THE tug-of-war between government and non-governmental organisations (NGOs) over the Private Voluntary Organisations (PVO) Amendment Bill demonstrates how the Zanu PF administration is determined to go beyond regulation to stifle everything that stands against its transgressions.
This is not necessary in many ways.
A freely operating NGO sector gives the international community assurance that a country is ready to submit itself to scrutiny.
It acts as an assurance that a country is ready to account for its actions.
Generally, countries that demonstrate undue resentment to NGOs are pariah States, which don’t take accountability seriously, and are affronts to principles of democracy.
In Zimbabwe’s case, NGOs employ about 18 000 people, which translates to a string of positive spin-offs ranging from household incomes to foreign currency inflows for the struggling economy.
It is important to note that this sector generates up to US$44 million a year, which is critical for a country that has been badly affected by mismanagement.
These are some of the genuine issues of concern to individuals and organisations that have red- flagged proposed changes to the law, which amends the PVO Act as part of measures to curb money-laundering.
The problem is, while on paper, intentions around the Bill appear good, the government’s penchant to criminalise NGOs is evident.
Harsh penalties for transgressions, including jail time of up to one year for perceived offences, along with the push to give excessive powers enabling government to interfere with the operations of these bodies, are some of the offending sections that need refinement.
It is important to note that NGOs fill the gaps in public programmes and services that States fail to cater for.
They are not anti-government, although a few bad apples may work against governments.
The government must learn from the disturbances that happened a decade ago, when bad policies grounded the economy.
A case in point was the Empowerment Act, whose effect was extensive capital flight of not less than US$4 billion.
But, having said that, issues being raised in the PVOs Bill are of international importance.
The ability of countries to combat illicit financial flows and terrorism funding has assumed significant importance.
Countries with strong measures in place to address these vices are progressive.
They help the world prevent conflict.
Surely, there is nothing wrong with Zimbabwe moving with the global trend.

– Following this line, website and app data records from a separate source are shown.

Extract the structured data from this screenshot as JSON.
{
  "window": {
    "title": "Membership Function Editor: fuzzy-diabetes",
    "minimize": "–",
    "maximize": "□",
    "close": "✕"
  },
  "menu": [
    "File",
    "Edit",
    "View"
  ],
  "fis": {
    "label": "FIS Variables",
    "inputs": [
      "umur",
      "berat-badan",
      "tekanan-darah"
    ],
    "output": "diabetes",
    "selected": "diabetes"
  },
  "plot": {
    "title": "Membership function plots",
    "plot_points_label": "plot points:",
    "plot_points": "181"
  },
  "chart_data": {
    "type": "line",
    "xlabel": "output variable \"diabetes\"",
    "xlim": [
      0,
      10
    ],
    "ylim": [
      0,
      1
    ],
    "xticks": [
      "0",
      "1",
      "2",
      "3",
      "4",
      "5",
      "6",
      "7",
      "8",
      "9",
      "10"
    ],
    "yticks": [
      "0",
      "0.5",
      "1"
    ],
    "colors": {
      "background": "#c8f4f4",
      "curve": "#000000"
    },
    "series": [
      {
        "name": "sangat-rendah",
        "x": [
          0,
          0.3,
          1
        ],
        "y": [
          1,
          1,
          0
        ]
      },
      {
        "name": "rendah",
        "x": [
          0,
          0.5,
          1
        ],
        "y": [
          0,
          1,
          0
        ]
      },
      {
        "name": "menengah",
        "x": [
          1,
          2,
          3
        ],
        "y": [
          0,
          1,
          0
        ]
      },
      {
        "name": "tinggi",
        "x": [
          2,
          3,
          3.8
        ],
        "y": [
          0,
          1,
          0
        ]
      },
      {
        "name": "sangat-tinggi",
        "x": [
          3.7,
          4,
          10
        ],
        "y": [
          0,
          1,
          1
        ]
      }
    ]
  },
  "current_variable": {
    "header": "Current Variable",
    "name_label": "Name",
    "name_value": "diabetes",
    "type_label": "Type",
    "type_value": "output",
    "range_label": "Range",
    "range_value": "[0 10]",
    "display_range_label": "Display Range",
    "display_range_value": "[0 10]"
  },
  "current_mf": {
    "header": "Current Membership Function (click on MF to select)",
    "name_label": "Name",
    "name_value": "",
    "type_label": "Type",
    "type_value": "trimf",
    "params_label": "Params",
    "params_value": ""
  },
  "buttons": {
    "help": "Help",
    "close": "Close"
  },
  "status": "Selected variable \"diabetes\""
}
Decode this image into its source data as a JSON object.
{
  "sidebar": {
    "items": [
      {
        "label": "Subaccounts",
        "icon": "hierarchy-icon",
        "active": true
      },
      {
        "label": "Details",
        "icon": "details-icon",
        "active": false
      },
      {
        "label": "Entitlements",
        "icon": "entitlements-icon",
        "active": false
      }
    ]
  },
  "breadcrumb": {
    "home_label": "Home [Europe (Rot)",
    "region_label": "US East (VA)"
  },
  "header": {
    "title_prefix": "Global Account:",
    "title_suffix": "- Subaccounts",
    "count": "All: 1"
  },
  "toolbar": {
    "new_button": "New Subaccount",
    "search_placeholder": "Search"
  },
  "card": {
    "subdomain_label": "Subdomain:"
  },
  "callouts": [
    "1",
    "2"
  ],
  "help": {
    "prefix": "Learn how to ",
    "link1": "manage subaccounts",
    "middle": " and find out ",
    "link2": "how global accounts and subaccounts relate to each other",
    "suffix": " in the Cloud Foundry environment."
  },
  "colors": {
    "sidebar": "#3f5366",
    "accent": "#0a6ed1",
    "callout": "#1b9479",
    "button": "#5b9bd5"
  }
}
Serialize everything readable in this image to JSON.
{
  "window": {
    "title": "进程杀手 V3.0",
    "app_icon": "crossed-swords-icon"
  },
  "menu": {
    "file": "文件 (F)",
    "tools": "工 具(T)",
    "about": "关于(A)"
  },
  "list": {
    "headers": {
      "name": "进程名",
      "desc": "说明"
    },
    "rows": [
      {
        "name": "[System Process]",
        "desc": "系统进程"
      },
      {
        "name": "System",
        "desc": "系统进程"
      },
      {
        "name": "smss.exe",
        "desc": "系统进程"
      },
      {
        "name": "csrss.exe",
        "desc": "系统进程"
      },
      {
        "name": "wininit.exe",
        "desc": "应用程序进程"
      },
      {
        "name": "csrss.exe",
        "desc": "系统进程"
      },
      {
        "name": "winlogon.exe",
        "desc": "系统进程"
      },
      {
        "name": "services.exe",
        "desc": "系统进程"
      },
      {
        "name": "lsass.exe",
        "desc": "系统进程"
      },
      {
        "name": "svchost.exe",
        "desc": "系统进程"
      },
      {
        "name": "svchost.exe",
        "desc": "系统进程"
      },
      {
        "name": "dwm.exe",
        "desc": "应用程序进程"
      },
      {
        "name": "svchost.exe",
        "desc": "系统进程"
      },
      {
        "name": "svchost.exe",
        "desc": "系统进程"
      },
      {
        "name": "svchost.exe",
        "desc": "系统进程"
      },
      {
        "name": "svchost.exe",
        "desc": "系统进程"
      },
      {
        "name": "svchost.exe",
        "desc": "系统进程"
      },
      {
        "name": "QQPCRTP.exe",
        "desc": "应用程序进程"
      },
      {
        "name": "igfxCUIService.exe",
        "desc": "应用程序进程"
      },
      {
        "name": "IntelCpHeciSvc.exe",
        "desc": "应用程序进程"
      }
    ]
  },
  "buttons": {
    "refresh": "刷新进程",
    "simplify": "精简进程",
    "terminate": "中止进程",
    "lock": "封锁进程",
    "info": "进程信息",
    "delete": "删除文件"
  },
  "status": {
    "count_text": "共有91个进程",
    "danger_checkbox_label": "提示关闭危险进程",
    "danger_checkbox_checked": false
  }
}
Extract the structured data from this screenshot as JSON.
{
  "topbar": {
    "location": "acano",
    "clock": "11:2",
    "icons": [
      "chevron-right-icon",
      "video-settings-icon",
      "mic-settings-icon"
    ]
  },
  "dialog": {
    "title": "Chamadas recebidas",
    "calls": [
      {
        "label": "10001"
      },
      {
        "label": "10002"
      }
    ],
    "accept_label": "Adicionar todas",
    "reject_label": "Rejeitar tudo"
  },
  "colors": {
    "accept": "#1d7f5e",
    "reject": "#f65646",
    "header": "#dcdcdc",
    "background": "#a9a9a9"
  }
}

In their fight for freedom, NGOs must not just reject everything coming from government for the sake of it.
The 18 000 Zimbabweans that they employ stand to benefit from laws that are crafted to nip transgressions in the bud.